Would you retype the whole listing verbatim, keeping pictures out of it?
>>>
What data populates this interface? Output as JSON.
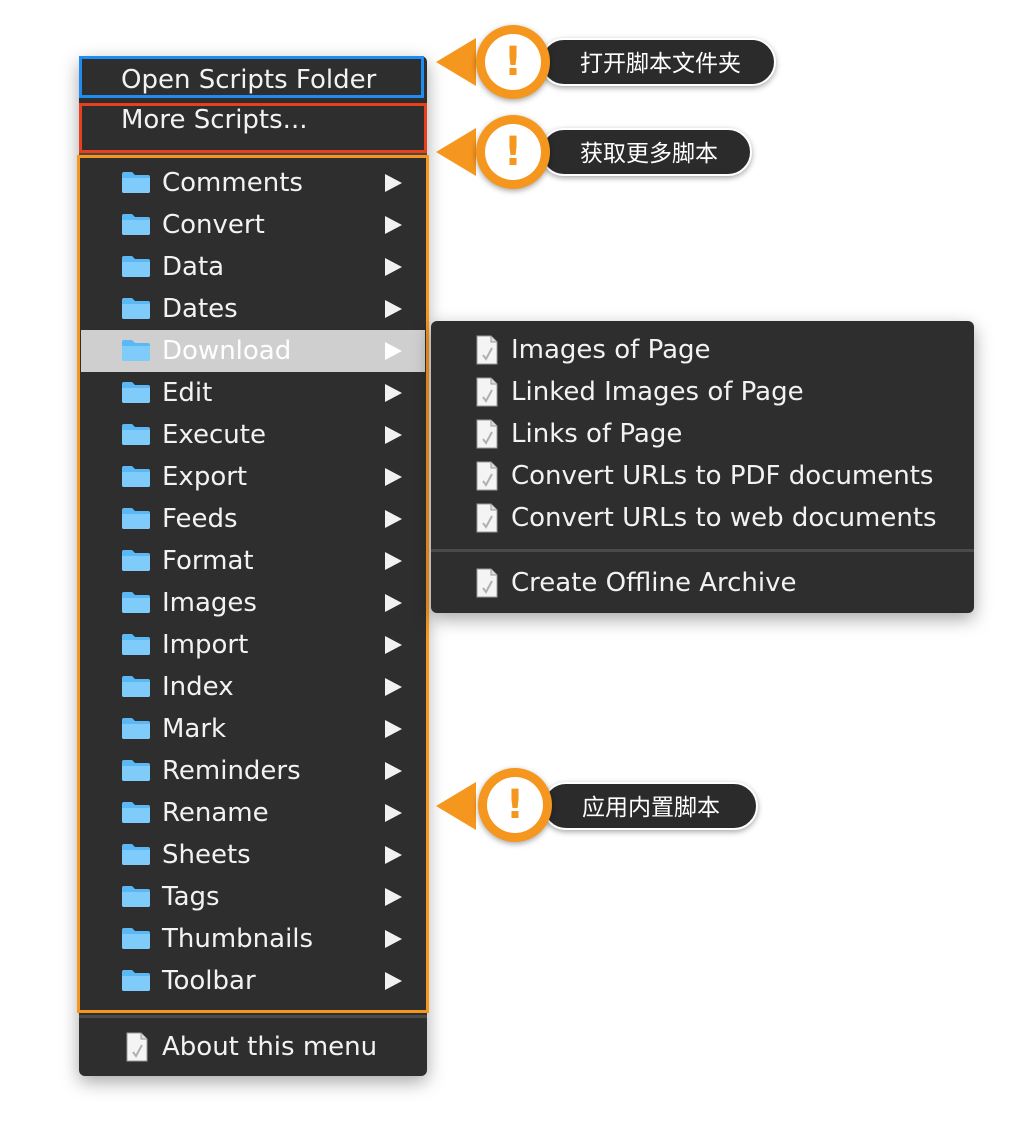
{
  "menu": {
    "open_scripts_folder": "Open Scripts Folder",
    "more_scripts": "More Scripts...",
    "folders": [
      {
        "label": "Comments"
      },
      {
        "label": "Convert"
      },
      {
        "label": "Data"
      },
      {
        "label": "Dates"
      },
      {
        "label": "Download",
        "selected": true
      },
      {
        "label": "Edit"
      },
      {
        "label": "Execute"
      },
      {
        "label": "Export"
      },
      {
        "label": "Feeds"
      },
      {
        "label": "Format"
      },
      {
        "label": "Images"
      },
      {
        "label": "Import"
      },
      {
        "label": "Index"
      },
      {
        "label": "Mark"
      },
      {
        "label": "Reminders"
      },
      {
        "label": "Rename"
      },
      {
        "label": "Sheets"
      },
      {
        "label": "Tags"
      },
      {
        "label": "Thumbnails"
      },
      {
        "label": "Toolbar"
      }
    ],
    "about": "About this menu"
  },
  "submenu": {
    "items": [
      {
        "label": "Images of Page"
      },
      {
        "label": "Linked Images of Page"
      },
      {
        "label": "Links of Page"
      },
      {
        "label": "Convert URLs to PDF documents"
      },
      {
        "label": "Convert URLs to web documents"
      }
    ],
    "after_divider": {
      "label": "Create Offline Archive"
    }
  },
  "callouts": {
    "open_folder": {
      "text": "打开脚本文件夹",
      "icon": "exclamation-icon"
    },
    "more_scripts": {
      "text": "获取更多脚本",
      "icon": "exclamation-icon"
    },
    "builtin_scripts": {
      "text": "应用内置脚本",
      "icon": "exclamation-icon"
    }
  },
  "colors": {
    "menu_bg": "#2e2e2e",
    "highlight_blue": "#1e8cf0",
    "highlight_red": "#e8401c",
    "highlight_orange": "#f5961e",
    "folder_blue": "#5bb8f5",
    "selected_bg": "#cfcfcf"
  },
  "exclamation": "!"
}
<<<
== THE COMPLETED TASK ==
What data populates this interface? Output as JSON.
{
  "menu": {
    "open_scripts_folder": "Open Scripts Folder",
    "more_scripts": "More Scripts...",
    "folders": [
      {
        "label": "Comments"
      },
      {
        "label": "Convert"
      },
      {
        "label": "Data"
      },
      {
        "label": "Dates"
      },
      {
        "label": "Download",
        "selected": true
      },
      {
        "label": "Edit"
      },
      {
        "label": "Execute"
      },
      {
        "label": "Export"
      },
      {
        "label": "Feeds"
      },
      {
        "label": "Format"
      },
      {
        "label": "Images"
      },
      {
        "label": "Import"
      },
      {
        "label": "Index"
      },
      {
        "label": "Mark"
      },
      {
        "label": "Reminders"
      },
      {
        "label": "Rename"
      },
      {
        "label": "Sheets"
      },
      {
        "label": "Tags"
      },
      {
        "label": "Thumbnails"
      },
      {
        "label": "Toolbar"
      }
    ],
    "about": "About this menu"
  },
  "submenu": {
    "items": [
      {
        "label": "Images of Page"
      },
      {
        "label": "Linked Images of Page"
      },
      {
        "label": "Links of Page"
      },
      {
        "label": "Convert URLs to PDF documents"
      },
      {
        "label": "Convert URLs to web documents"
      }
    ],
    "after_divider": {
      "label": "Create Offline Archive"
    }
  },
  "callouts": {
    "open_folder": {
      "text": "打开脚本文件夹",
      "icon": "exclamation-icon"
    },
    "more_scripts": {
      "text": "获取更多脚本",
      "icon": "exclamation-icon"
    },
    "builtin_scripts": {
      "text": "应用内置脚本",
      "icon": "exclamation-icon"
    }
  },
  "colors": {
    "menu_bg": "#2e2e2e",
    "highlight_blue": "#1e8cf0",
    "highlight_red": "#e8401c",
    "highlight_orange": "#f5961e",
    "folder_blue": "#5bb8f5",
    "selected_bg": "#cfcfcf"
  },
  "exclamation": "!"
}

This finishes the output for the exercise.